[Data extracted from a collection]
------------------------------------------------

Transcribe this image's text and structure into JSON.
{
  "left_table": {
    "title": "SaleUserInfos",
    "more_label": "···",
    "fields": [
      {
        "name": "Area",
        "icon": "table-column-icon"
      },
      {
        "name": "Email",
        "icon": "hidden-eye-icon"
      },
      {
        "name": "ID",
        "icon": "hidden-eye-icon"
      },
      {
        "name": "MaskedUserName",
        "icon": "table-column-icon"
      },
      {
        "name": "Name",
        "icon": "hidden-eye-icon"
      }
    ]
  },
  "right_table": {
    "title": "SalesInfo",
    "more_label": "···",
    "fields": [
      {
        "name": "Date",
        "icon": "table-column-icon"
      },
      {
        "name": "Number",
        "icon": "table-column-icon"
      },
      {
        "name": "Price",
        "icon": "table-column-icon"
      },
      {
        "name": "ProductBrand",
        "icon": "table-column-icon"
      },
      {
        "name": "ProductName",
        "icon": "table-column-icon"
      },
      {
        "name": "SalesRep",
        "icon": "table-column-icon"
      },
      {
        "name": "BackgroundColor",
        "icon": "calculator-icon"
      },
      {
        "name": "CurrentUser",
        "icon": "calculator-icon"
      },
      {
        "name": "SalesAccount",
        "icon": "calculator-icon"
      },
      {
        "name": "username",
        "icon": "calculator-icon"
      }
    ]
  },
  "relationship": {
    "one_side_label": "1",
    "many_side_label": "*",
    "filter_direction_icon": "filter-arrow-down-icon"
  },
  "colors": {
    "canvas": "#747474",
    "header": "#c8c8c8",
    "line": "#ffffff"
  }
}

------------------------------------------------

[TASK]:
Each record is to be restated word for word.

[WRITTEN SOLUTION]:
Transcribe this image's text and structure into JSON.
{
  "left_table": {
    "title": "SaleUserInfos",
    "more_label": "···",
    "fields": [
      {
        "name": "Area",
        "icon": "table-column-icon"
      },
      {
        "name": "Email",
        "icon": "hidden-eye-icon"
      },
      {
        "name": "ID",
        "icon": "hidden-eye-icon"
      },
      {
        "name": "MaskedUserName",
        "icon": "table-column-icon"
      },
      {
        "name": "Name",
        "icon": "hidden-eye-icon"
      }
    ]
  },
  "right_table": {
    "title": "SalesInfo",
    "more_label": "···",
    "fields": [
      {
        "name": "Date",
        "icon": "table-column-icon"
      },
      {
        "name": "Number",
        "icon": "table-column-icon"
      },
      {
        "name": "Price",
        "icon": "table-column-icon"
      },
      {
        "name": "ProductBrand",
        "icon": "table-column-icon"
      },
      {
        "name": "ProductName",
        "icon": "table-column-icon"
      },
      {
        "name": "SalesRep",
        "icon": "table-column-icon"
      },
      {
        "name": "BackgroundColor",
        "icon": "calculator-icon"
      },
      {
        "name": "CurrentUser",
        "icon": "calculator-icon"
      },
      {
        "name": "SalesAccount",
        "icon": "calculator-icon"
      },
      {
        "name": "username",
        "icon": "calculator-icon"
      }
    ]
  },
  "relationship": {
    "one_side_label": "1",
    "many_side_label": "*",
    "filter_direction_icon": "filter-arrow-down-icon"
  },
  "colors": {
    "canvas": "#747474",
    "header": "#c8c8c8",
    "line": "#ffffff"
  }
}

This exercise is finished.